The man formerly known as the Smallest Man in the World half expected to be overwhelmed with a rush of joy the moment he shrank to nothing, but he didn’t. Maybe he was too tired; he hadn’t had much sleep around that time, for the usual reasons.
One day he embarked, experimentally-like, on an expensive course of the sort of therapy and non-self-improvement (as opposed to self-improvement and self-non-improvement) that he more typically enjoyed making fun of. Complete with various inner children.
The shadow, though, was the central item, and he was fascinated with that concept (cause the shadow, you know, knows) so he figured, you only live once, and it’s only money, right?
He was the only guy at the first seminar. He was okay with that, although he suspected that since being a guy was one of his issues, it might not have been bad were there a couple other guys around.
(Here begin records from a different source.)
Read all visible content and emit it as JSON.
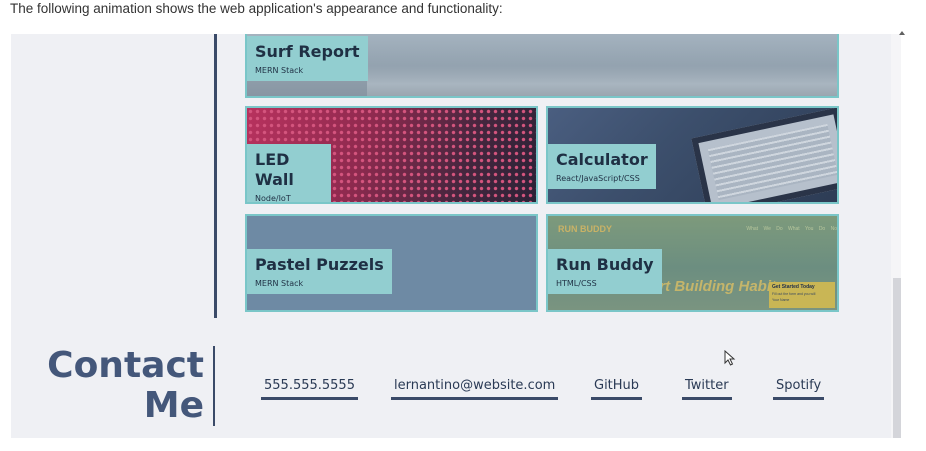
{
  "intro_text": "The following animation shows the web application's appearance and functionality:",
  "projects": [
    {
      "name": "Surf Report",
      "tech": "MERN Stack"
    },
    {
      "name": "LED Wall",
      "tech": "Node/IoT"
    },
    {
      "name": "Calculator",
      "tech": "React/JavaScript/CSS"
    },
    {
      "name": "Pastel Puzzels",
      "tech": "MERN Stack"
    },
    {
      "name": "Run Buddy",
      "tech": "HTML/CSS",
      "preview": {
        "brand": "RUN BUDDY",
        "nav": "What We Do What You Do No",
        "hero": "tart Building Habits",
        "cta_title": "Get Started Today",
        "cta_sub": "Fill out the form and you will",
        "cta_field": "Your Name"
      }
    }
  ],
  "contact": {
    "title_line1": "Contact",
    "title_line2": "Me",
    "links": [
      "555.555.5555",
      "lernantino@website.com",
      "GitHub",
      "Twitter",
      "Spotify"
    ]
  },
  "colors": {
    "accent": "#7ac6c8",
    "label_bg": "#92ced0",
    "primary_dark": "#3a4a68",
    "title": "#44577a",
    "background": "#eff0f4"
  },
  "icons": [
    "pointer-cursor-icon",
    "scroll-up-arrow-icon"
  ]
}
It went fine, though.
He was a new person afterwards.
Here was his rush of joy, baby.
Everyone told him the bags under his eyes were gone, he looked energetic, ten pounds lighter and five years younger.
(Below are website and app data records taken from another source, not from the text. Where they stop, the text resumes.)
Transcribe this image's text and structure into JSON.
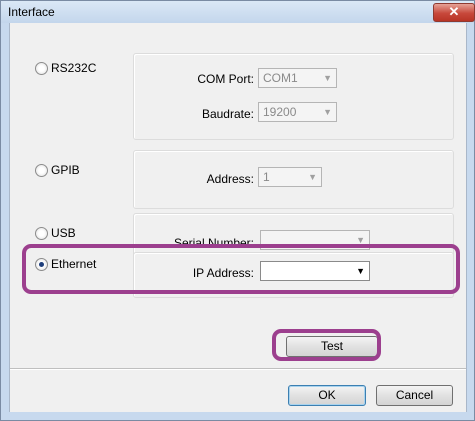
{
  "window": {
    "title": "Interface",
    "close_glyph": "✕"
  },
  "rs232c": {
    "label": "RS232C",
    "com_port_label": "COM Port:",
    "com_port_value": "COM1",
    "baudrate_label": "Baudrate:",
    "baudrate_value": "19200"
  },
  "gpib": {
    "label": "GPIB",
    "address_label": "Address:",
    "address_value": "1"
  },
  "usb": {
    "label": "USB",
    "serial_label": "Serial Number:",
    "serial_value": ""
  },
  "ethernet": {
    "label": "Ethernet",
    "selected": true,
    "ip_label": "IP Address:",
    "ip_value": ""
  },
  "buttons": {
    "test": "Test",
    "ok": "OK",
    "cancel": "Cancel"
  },
  "colors": {
    "highlight": "#9c3f8e",
    "close": "#c7483b"
  }
}
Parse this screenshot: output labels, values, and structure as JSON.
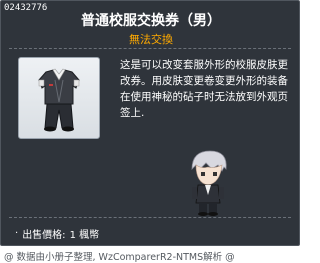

Or five pounds lighter and ten years younger. Or twice as young.
Various people said different things. One said he looked as if he’d just been to the barber.
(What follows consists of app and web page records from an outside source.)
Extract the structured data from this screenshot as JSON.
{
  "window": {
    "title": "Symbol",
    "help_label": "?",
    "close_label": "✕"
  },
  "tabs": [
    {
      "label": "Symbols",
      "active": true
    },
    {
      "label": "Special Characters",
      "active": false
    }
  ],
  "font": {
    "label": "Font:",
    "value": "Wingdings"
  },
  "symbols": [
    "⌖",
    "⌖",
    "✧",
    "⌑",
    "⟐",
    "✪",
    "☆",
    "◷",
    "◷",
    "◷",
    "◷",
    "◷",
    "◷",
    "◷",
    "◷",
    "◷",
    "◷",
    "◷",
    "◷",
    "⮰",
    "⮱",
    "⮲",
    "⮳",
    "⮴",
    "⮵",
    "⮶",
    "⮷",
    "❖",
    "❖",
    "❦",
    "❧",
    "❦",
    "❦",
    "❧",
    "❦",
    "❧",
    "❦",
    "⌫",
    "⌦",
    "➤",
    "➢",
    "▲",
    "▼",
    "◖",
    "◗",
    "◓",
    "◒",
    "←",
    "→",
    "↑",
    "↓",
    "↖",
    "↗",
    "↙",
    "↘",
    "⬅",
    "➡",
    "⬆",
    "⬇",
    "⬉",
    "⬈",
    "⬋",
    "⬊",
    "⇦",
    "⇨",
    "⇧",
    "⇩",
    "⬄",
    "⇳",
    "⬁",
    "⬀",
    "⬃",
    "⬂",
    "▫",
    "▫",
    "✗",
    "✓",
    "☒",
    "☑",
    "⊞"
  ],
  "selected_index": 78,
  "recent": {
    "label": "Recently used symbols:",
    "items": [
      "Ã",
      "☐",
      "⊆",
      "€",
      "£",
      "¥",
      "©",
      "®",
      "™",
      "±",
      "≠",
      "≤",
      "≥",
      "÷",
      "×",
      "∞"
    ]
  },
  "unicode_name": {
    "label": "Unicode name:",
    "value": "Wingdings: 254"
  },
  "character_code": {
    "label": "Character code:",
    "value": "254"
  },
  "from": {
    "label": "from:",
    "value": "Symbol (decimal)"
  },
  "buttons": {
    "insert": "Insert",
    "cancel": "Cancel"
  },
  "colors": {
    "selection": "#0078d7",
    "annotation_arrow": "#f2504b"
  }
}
He knew this condition wouldn’t last but hoped to preserve at least some of it. During the course, he realized he would be unable to draw cartoons in the future since his cartoons were rooted in self-deprecation, sarcasm, cynicism, that kind of thing.
You can laugh or you can feel, someone said.
And the condition did fade, but not entirely and he had learned things and had food for thought and met delightful people.
Thing is, no matter how much it costs, or how little, you have to do the work.
You have to go through the shit, someone said. Someone else said the same thing, except they said pain.
He came to realize the therapist had his number.
She had his fucking number, baby. She saw through him.
Three things, in fact: she had his number, she knew she had his number, and she thought she had his number.
Thinking you have someone’s number is an unlikeable thing. It’s a form of unlikeable cockiness and presumption and a little patronizing. Unfortunately for the person whose number is being had, them actually having your number cancels that out. And knowing you have someone’s number is simply a value-free knowledge of fact.
The MFKATSMITW was used to therapists who kept you coming back for more talking, not therapists who gave you fucking homework. Not therapists who said, ok, look, this is your problem, now do this, and it works.
He was not used to that at all.